The Way to Test The Waters Before Diving Into Blockchain

The Way to Test The Waters Before Diving Into Blockchain

Is your company ready for blockchain or distributed ledger technology? There's certainly no lack of enthusiasm. A recent survey of 200 industry leaders by SAP discovers while 92 percent view blockchain as an opportunity, just three percent actually possess blockchain in production. The two most promising software seen for blockchain include supply chain control and legal/regulatory oversight.

According to the comparatively slow pace of adoption from all of the hype and hope, executives will need to believe carefully about why, where and how they're adopting blockchain in their daily business enterprise.

In a new report by the World Economic Forum, this questions can be answered. The writers of this report, '' Cathy Mulligan, JP Rangaswami, Sheila Warren, along with Jennifer Zhu Scott outline queries executives will need to inquire before they proceed with blockchain. As they see, despite strong interest in adopting blockchain, company leaders have "significant concerns and confusion regarding whether blockchain would address their business requirements and had serious concerns regarding safety, immutability and should use a public or private blockchain." There's a demand for practical and objective guidance in cutting through the hype and differentiating where blockchain could add true value to your own companies to cut through the confusion, they add.

Before diving into the blockchain, ask these questions of your own enterprise:

Are you trying to remove intermediaries or brokers?

"It is very important to understand the company context - Does the company problem require the removal of an intermediary? For example, would it be more economical to cooperate directly with suppliers or competitors rather than utilize a clearinghouse? A good instance of that is that the banking industry using a solution like CORDA to handle remittances between themselves; this allows them to provide services faster, securely and much more cheaply compared with existing technologies. They do this by assessing how business processes are sent in their industry."

Are you currently working with electronic resources (versus physical resources)?

Blockchain needs to work with "'digitally native' resources, meaning resources which could be represented in a digital format. If an asset has a physical representation which can change shape, then it isn't easy to effectively manage this advantage on a blockchain."

Could a permanent document be made for the digital asset in question?

"A blockchain needs to be the origin of confidence. Whether there are a number of sources of trust concerning the state of an item, then the thing cannot be effectively stored over the blockchain. In those instances in which a permanent record can be made, it's necessary that all parties that have accountability for the state of the digital advantage in question agree with the way that nation will be handled/managed in the new business process prior to any development happening."

Is a permanent record desired?

"In a scenario where the should delete data is vital, subsequently blockchain or DLT isn't an appropriate solution. It would not make sense to store an ordinary grocery list on a blockchain."

Can you require high performance, millisecond trades?

If a company process "requires millisecond operation on trades, blockchains are unable to handle this efficiently yet and it's a good idea to utilize present technology or wait till blockchains can manage such transaction speeds. As of April 2018, numerous kinds of dispersed ledger technology carry involving two- and 10-minute processing time."

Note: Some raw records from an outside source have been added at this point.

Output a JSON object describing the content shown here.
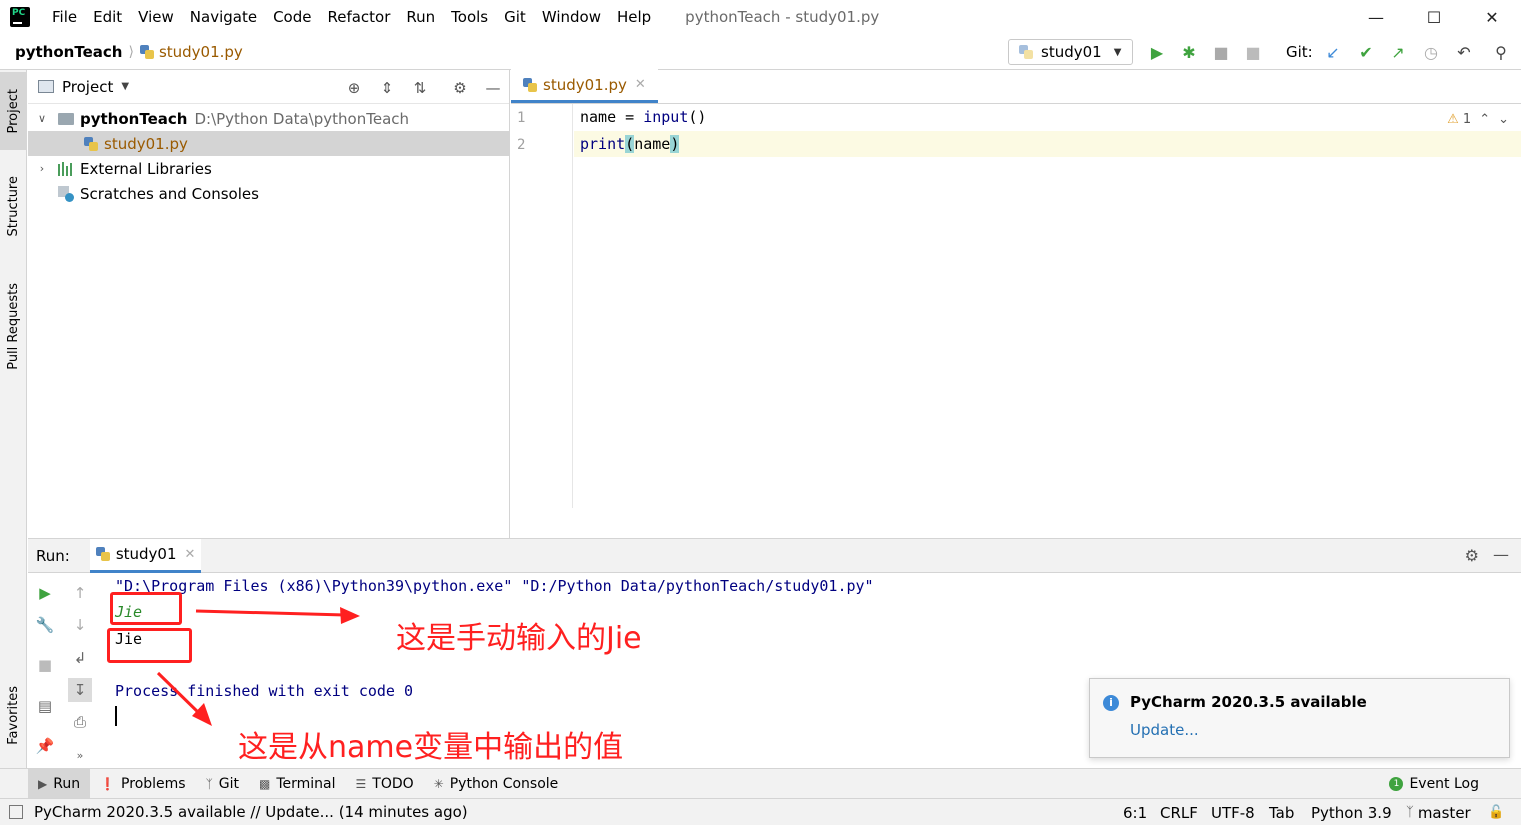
{
  "menubar": {
    "items": [
      "File",
      "Edit",
      "View",
      "Navigate",
      "Code",
      "Refactor",
      "Run",
      "Tools",
      "Git",
      "Window",
      "Help"
    ],
    "window_title": "pythonTeach - study01.py"
  },
  "navbar": {
    "project": "pythonTeach",
    "file": "study01.py",
    "run_config": "study01",
    "git_label": "Git:"
  },
  "left_strip": {
    "project": "Project",
    "structure": "Structure",
    "pull_requests": "Pull Requests",
    "favorites": "Favorites"
  },
  "project_panel": {
    "title": "Project",
    "tree": {
      "root_name": "pythonTeach",
      "root_path": "D:\\Python Data\\pythonTeach",
      "file": "study01.py",
      "external": "External Libraries",
      "scratches": "Scratches and Consoles"
    }
  },
  "editor": {
    "tab": "study01.py",
    "line_numbers": [
      "1",
      "2"
    ],
    "line1": {
      "name": "name",
      "op": " = ",
      "call": "input",
      "parens": "()"
    },
    "line2": {
      "call": "print",
      "open": "(",
      "arg": "name",
      "close": ")"
    },
    "warning_count": "1"
  },
  "run": {
    "label": "Run:",
    "tab": "study01",
    "console": {
      "command": "\"D:\\Program Files (x86)\\Python39\\python.exe\" \"D:/Python Data/pythonTeach/study01.py\"",
      "input": "Jie",
      "output": "Jie",
      "exit": "Process finished with exit code 0"
    }
  },
  "annotations": {
    "input_note": "这是手动输入的Jie",
    "output_note": "这是从name变量中输出的值",
    "color": "#ff2020"
  },
  "notification": {
    "title": "PyCharm 2020.3.5 available",
    "link": "Update..."
  },
  "bottom_tools": {
    "run": "Run",
    "problems": "Problems",
    "git": "Git",
    "terminal": "Terminal",
    "todo": "TODO",
    "python_console": "Python Console",
    "event_log": "Event Log"
  },
  "statusbar": {
    "message": "PyCharm 2020.3.5 available // Update... (14 minutes ago)",
    "position": "6:1",
    "line_sep": "CRLF",
    "encoding": "UTF-8",
    "indent": "Tab",
    "interpreter": "Python 3.9",
    "branch": "master"
  },
  "colors": {
    "accent": "#4083c9",
    "run_green": "#3fa33f",
    "link_blue": "#2470b3"
  }
}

Do you intend to save considerable quantities of non-transactional data?

"It isn't currently a good idea to store non-transactional information on a blockchain. If this is required for a specific use case, it is not advisable to use a blockchain. If, however, the confidence in question is connected to transaction records (instead of the underlying data itself), then a blockchain could be applicable. In all instances, any confidential information or any data which could be in conflict with local and global data-protection regulations, such as GDPR, should not be saved to the blockchain."

Do you will need to rely upon a reliable party?

A trustworthy party may be crucial for liability or compliance reasons, the report states. "If an industry has specific requirements on using intermediaries or trusted partners, then it may be complex to deploy blockchain, even if other advantages of its use are easily apparent. In use cases where law plays a big part, it can be essential to include regulators at the project and deliver means where the authorities can ensure compliance with laws, including antitrust and environmental regulation."

Are you handling contractual relationships or value exchange?

"For blockchain to assist in cutting costs and providing real business value, it is important that a blockchain looks at handling transactions around digital assets - if a company problem isn't actually about managing contractual relationships and value exchange, then there's minimal demand for a blockchain - a different technology could probably address that problem more effectively."

Do contributors know and trust each other?

"In case the actors/entities already understand one another and trust one another, there's most likely no need for blockchain. If they don't understand or trust one another and/or have misaligned interests, then there may be a great reason to utilize blockchain."

Do you will need to have the ability to command performance?

"When the ability to change the functionality to a blockchain (e.g., node supply, permissions, participation rules, etc.) without having a comprehensive debate across the huge open discussion forums such as blockchain is desired, then you need to choose a personal, permissioned blockchain."